Requirement: Restate the data below word for word, omitting pictures.

Records provided:

^^^^^^^^^^^^^^^^

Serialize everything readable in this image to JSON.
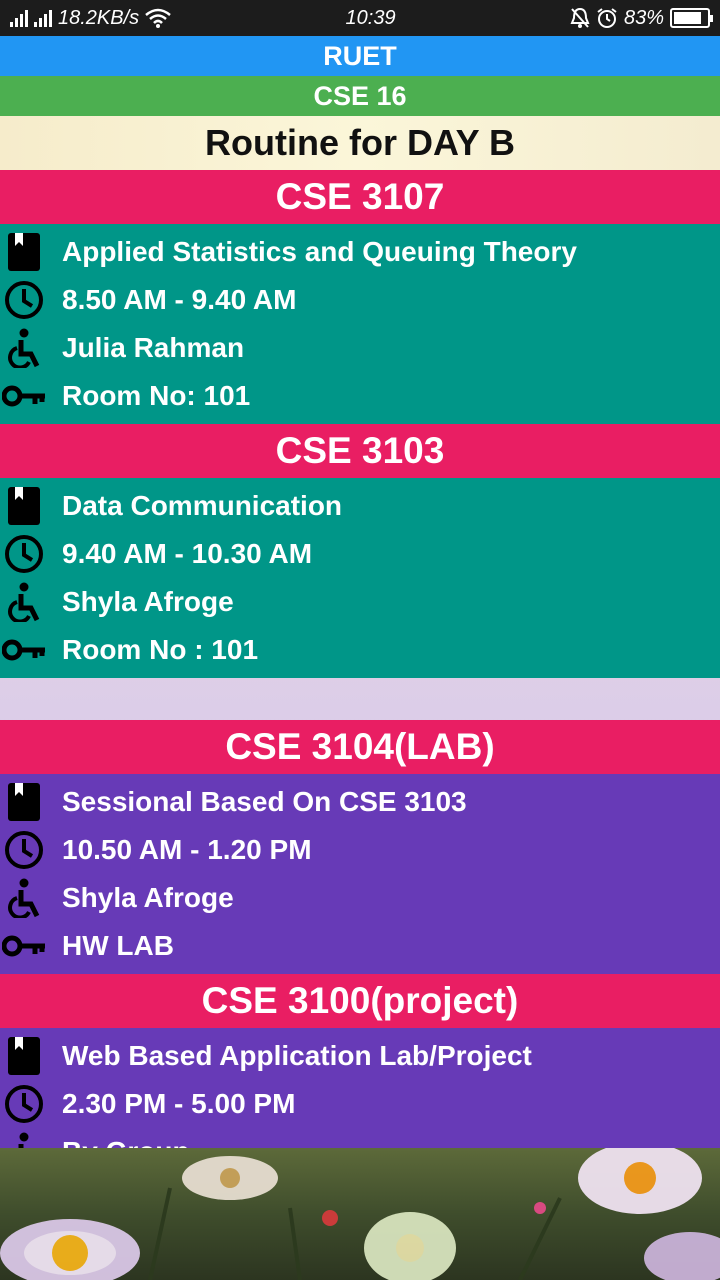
{
  "status_bar": {
    "net_speed": "18.2KB/s",
    "time": "10:39",
    "battery": "83%",
    "battery_level": 0.83,
    "icons": [
      "signal-icon",
      "signal-icon",
      "wifi-icon",
      "mute-bell-icon",
      "alarm-icon",
      "battery-icon"
    ]
  },
  "header": {
    "university": "RUET",
    "batch": "CSE 16",
    "day_title": "Routine for DAY B"
  },
  "colors": {
    "university_bar": "#2196f3",
    "batch_bar": "#4caf50",
    "course_header": "#e91e63",
    "theory_card": "#009688",
    "lab_card": "#673ab7"
  },
  "courses": [
    {
      "code": "CSE 3107",
      "title": "Applied Statistics and Queuing Theory",
      "time": "8.50 AM - 9.40 AM",
      "teacher": "Julia Rahman",
      "room": "Room No: 101"
    },
    {
      "code": "CSE 3103",
      "title": "Data Communication",
      "time": "9.40 AM - 10.30 AM",
      "teacher": "Shyla Afroge",
      "room": "Room No : 101"
    },
    {
      "code": "CSE 3104(LAB)",
      "title": "Sessional Based On CSE 3103",
      "time": "10.50 AM - 1.20 PM",
      "teacher": "Shyla Afroge",
      "room": "HW LAB"
    },
    {
      "code": "CSE 3100(project)",
      "title": "Web Based Application Lab/Project",
      "time": "2.30 PM - 5.00 PM",
      "teacher": "By Group"
    }
  ],
  "row_icons": {
    "title": "book-icon",
    "time": "clock-icon",
    "teacher": "person-icon",
    "room": "key-icon"
  }
}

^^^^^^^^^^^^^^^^

Response to the exercise:
Serialize everything readable in this image to JSON.
{
  "status_bar": {
    "net_speed": "18.2KB/s",
    "time": "10:39",
    "battery": "83%",
    "battery_level": 0.83,
    "icons": [
      "signal-icon",
      "signal-icon",
      "wifi-icon",
      "mute-bell-icon",
      "alarm-icon",
      "battery-icon"
    ]
  },
  "header": {
    "university": "RUET",
    "batch": "CSE 16",
    "day_title": "Routine for DAY B"
  },
  "colors": {
    "university_bar": "#2196f3",
    "batch_bar": "#4caf50",
    "course_header": "#e91e63",
    "theory_card": "#009688",
    "lab_card": "#673ab7"
  },
  "courses": [
    {
      "code": "CSE 3107",
      "title": "Applied Statistics and Queuing Theory",
      "time": "8.50 AM - 9.40 AM",
      "teacher": "Julia Rahman",
      "room": "Room No: 101"
    },
    {
      "code": "CSE 3103",
      "title": "Data Communication",
      "time": "9.40 AM - 10.30 AM",
      "teacher": "Shyla Afroge",
      "room": "Room No : 101"
    },
    {
      "code": "CSE 3104(LAB)",
      "title": "Sessional Based On CSE 3103",
      "time": "10.50 AM - 1.20 PM",
      "teacher": "Shyla Afroge",
      "room": "HW LAB"
    },
    {
      "code": "CSE 3100(project)",
      "title": "Web Based Application Lab/Project",
      "time": "2.30 PM - 5.00 PM",
      "teacher": "By Group"
    }
  ],
  "row_icons": {
    "title": "book-icon",
    "time": "clock-icon",
    "teacher": "person-icon",
    "room": "key-icon"
  }
}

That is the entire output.